A cannabis plant contains over 480 natural components of which 66 have been classified as cannabinoids. What exactly are cannabinoids? They are unique chemical compounds that interact with specific receptors in the brain and body, via the endocannabinoid system (ECS), to produce a wide range of effects. The function of the endocannabinoid system is to regulate appetite, sleep, pain, mood, memory and more. It has two receptors, CB1 and CB2 which are found primarily in the brain and peripheral nervous system respectively. CB1 receptors are responsible for effects of euphoria and contribute to appetite stimulation as well as pain reduction. On the other hand, CB2 receptors are concentrated in immune cells and work to reduce inflammation. The human body has naturally occurring cannabinoids such as anandamide that interact with the ECS, and this same system is responsible for the effects experienced from cannabinoids found in the cannabis plant.
Researchers have so far identified five primary components of the cannabis plant that have demonstrated immense potential in helping patients treat their symptoms.
THCA is a non-psychoactive cannabinoid found in a raw (unheated) cannabis plant. When left to dry, THCA in the plant slowly converts to THC – a process that is expedited by heat. While there remains much research to be done on the effects of THCA, preclinical studies have found this cannabinoid to have beneficial effects on the endocannabinoid system, some of which include anti-spasmodic effects, anticonvulsant effects, anti-insomnia effects.
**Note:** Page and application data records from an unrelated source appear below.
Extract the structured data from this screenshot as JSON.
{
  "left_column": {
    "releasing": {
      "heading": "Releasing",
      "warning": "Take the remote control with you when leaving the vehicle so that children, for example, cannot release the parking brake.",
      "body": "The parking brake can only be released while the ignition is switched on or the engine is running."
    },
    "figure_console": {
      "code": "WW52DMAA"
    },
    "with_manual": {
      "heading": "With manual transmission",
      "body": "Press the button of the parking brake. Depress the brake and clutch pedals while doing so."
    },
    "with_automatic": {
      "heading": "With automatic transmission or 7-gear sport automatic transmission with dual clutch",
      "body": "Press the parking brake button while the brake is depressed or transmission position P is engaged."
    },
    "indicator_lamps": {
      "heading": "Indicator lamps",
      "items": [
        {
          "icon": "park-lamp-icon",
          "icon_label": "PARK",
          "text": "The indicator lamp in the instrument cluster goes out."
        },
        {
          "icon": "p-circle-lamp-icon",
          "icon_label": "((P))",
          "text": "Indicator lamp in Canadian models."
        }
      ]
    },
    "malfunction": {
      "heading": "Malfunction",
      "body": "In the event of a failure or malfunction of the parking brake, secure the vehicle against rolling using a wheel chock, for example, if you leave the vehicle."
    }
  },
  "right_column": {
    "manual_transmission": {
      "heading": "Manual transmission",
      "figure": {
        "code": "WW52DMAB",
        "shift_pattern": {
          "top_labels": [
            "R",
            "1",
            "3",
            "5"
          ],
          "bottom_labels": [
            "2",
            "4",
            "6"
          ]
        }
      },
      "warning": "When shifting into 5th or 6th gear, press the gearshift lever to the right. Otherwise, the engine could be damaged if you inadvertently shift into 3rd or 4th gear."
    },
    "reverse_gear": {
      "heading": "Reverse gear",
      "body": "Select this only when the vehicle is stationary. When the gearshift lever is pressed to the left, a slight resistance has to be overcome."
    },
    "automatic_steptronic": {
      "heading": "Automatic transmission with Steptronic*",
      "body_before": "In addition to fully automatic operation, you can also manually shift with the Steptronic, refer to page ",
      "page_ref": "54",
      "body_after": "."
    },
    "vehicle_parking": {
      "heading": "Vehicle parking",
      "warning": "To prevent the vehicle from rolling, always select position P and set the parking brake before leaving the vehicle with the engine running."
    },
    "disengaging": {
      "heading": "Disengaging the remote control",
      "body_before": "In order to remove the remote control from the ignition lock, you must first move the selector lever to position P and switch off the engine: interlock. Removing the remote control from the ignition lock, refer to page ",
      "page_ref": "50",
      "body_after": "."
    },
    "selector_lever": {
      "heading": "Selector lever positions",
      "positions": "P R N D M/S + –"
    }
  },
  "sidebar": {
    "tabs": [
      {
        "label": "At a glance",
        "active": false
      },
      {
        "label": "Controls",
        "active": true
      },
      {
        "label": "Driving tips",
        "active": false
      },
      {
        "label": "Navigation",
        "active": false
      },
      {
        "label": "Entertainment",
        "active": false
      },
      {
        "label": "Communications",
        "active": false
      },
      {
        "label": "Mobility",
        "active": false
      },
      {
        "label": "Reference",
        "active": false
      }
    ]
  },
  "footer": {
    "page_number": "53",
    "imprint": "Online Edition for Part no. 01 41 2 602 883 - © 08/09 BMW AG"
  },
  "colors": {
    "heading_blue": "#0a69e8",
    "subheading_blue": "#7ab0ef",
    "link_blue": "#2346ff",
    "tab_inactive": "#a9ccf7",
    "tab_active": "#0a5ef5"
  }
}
One of the most predominant and most well-known components found in the cannabis plant is THC. Known for its psychoactive effects, THC acts much like the cannabinoid chemicals made naturally by the body; it binds with CB1 and CB2 receptors and stimulates cells in the brain to release dopamine, creating euphoria. It essentially takes the place of natural cannabinoids our body makes itself. Apart from euphoric reactions, THC is also commonly reported to stimulate appetite by triggering receptors in your body to release hunger hormones. THC’s potent anti-inflammatory properties is also one of main reasons why the cannabinoid helps with conditions like depression, Alzheimer’s Disease, Parkinson’s Disease, stroke and more.
Found in the trichomes of raw cannabis plants, Cannabidiol Acid (CBDA) is the precursor to the more widely known cannabinoid, cannabidiol (CBD). When heated, CBDA breaks down from its acid form and into CBD. With heat and time, the acid group of the CBDA degrades, leaving behind what many refer to as “activated” CBD. This process of converting CBDA to CBD is called decarboxylation or decarbing. While research on CBDA alone is scarce, a handful of studies found that CBDA has anti-nausea and anti-cancer potential.
Another major cannabinoid that has received a lot of attention for its medical benefits is CBD. What makes CBD more appealing to some patients than THC is the fact that it lacks psychoactive effects. It does not stimulate CB1 and CB2 receptors; instead, it activates other receptors that exert anti-inflammatory effects and decrease bone re-absorption and cancer cell proliferation. CBD has been shown to alleviate the psychoactive effects of THC, which is why it is considered advantageous to combine the two cannabinoids when used for treatment purposes.
As the second most prevalent compound found in cannabis, CBC is gaining the interest of scientific communities that are discovering it’s antiviral and anti-inflammatory properties. CBC is a non-psychoactive cannabinoid known to have several therapeutic capabilities. Like CBD, this cannabinoid binds poorly to CB1 and CB2 receptors which is why it does not produce a ‘high’ when consumed. Recent studies found that CBC may be highly efficient as an anti-acne treatment. Additionally, CBC has shown to inhibit tumors and fight cancer.